Excerpted records Block Start

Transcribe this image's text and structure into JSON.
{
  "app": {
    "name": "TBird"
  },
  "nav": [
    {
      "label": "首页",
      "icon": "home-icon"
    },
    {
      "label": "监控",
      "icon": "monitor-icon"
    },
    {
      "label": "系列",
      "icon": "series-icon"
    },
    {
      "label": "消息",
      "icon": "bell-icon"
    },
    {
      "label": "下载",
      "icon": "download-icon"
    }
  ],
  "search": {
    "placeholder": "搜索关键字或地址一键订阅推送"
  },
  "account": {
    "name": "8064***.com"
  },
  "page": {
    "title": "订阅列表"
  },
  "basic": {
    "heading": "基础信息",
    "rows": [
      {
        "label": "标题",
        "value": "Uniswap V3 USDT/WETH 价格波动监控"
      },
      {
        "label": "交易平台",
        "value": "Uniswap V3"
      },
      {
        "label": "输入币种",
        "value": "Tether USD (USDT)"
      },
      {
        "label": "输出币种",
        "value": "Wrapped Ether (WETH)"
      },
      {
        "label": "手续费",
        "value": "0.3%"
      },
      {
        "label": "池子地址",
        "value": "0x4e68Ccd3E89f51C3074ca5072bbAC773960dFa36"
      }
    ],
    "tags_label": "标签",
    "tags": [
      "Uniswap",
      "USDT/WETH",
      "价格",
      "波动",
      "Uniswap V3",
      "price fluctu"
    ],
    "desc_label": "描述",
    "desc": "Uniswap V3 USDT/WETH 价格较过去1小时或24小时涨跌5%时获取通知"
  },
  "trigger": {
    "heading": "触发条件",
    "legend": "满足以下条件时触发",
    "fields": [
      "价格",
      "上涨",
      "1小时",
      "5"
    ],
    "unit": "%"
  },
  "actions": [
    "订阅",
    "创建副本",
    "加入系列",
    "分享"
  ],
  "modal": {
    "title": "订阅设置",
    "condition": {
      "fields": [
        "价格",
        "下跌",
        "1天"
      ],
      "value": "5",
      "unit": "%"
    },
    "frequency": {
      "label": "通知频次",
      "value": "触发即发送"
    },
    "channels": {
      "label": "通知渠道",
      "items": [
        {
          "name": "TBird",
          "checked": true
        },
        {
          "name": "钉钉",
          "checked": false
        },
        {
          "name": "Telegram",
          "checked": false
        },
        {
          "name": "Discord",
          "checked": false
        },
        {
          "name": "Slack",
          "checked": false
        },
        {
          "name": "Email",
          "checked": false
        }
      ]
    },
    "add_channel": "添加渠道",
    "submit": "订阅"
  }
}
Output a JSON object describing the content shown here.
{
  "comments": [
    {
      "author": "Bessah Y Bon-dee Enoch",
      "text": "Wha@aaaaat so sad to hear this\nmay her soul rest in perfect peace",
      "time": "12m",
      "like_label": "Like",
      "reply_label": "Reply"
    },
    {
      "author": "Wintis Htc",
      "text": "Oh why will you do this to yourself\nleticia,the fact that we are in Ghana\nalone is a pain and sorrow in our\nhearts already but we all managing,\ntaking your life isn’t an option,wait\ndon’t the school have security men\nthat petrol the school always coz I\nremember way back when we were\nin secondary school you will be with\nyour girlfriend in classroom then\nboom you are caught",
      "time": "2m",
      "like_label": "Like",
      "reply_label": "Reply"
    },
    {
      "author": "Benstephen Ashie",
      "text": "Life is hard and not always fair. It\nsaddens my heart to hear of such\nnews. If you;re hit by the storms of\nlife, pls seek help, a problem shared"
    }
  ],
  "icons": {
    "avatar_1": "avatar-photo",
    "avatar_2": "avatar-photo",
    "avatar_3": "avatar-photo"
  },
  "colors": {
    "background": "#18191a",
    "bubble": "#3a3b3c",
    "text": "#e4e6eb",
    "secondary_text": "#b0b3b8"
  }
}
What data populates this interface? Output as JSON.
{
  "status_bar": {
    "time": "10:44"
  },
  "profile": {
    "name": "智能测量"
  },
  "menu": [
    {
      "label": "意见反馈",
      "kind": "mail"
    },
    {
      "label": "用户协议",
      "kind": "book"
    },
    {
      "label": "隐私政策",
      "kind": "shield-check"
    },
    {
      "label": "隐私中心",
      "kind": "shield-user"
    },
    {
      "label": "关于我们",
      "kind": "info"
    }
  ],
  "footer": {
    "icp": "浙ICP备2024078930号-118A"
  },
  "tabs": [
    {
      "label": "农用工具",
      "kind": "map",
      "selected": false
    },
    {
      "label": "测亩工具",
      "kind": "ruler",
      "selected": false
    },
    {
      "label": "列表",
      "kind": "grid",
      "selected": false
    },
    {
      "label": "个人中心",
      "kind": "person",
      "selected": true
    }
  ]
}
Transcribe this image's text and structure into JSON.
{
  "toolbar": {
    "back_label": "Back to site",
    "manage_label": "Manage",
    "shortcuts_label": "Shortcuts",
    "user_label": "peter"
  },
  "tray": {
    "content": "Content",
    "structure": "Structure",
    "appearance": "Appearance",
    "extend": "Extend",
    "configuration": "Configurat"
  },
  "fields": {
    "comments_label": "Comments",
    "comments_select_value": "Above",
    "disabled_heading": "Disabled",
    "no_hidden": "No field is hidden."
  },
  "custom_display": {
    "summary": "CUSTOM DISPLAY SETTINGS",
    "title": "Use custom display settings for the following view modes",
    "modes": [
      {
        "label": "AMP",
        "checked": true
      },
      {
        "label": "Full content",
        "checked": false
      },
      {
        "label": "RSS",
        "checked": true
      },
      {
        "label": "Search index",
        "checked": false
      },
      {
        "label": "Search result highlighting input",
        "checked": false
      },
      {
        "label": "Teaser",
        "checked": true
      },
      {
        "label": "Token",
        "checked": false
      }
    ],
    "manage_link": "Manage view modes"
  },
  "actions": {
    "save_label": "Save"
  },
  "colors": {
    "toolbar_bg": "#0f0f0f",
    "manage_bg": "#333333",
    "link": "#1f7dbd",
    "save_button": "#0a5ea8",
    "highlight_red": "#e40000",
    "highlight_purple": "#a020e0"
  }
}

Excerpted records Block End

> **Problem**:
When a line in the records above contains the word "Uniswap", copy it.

> **Result for this exercise**:
        "value": "Uniswap V3 USDT/WETH 价格波动监控"
        "value": "Uniswap V3"
      "Uniswap",
      "Uniswap V3",
    "desc": "Uniswap V3 USDT/WETH 价格较过去1小时或24小时涨跌5%时获取通知"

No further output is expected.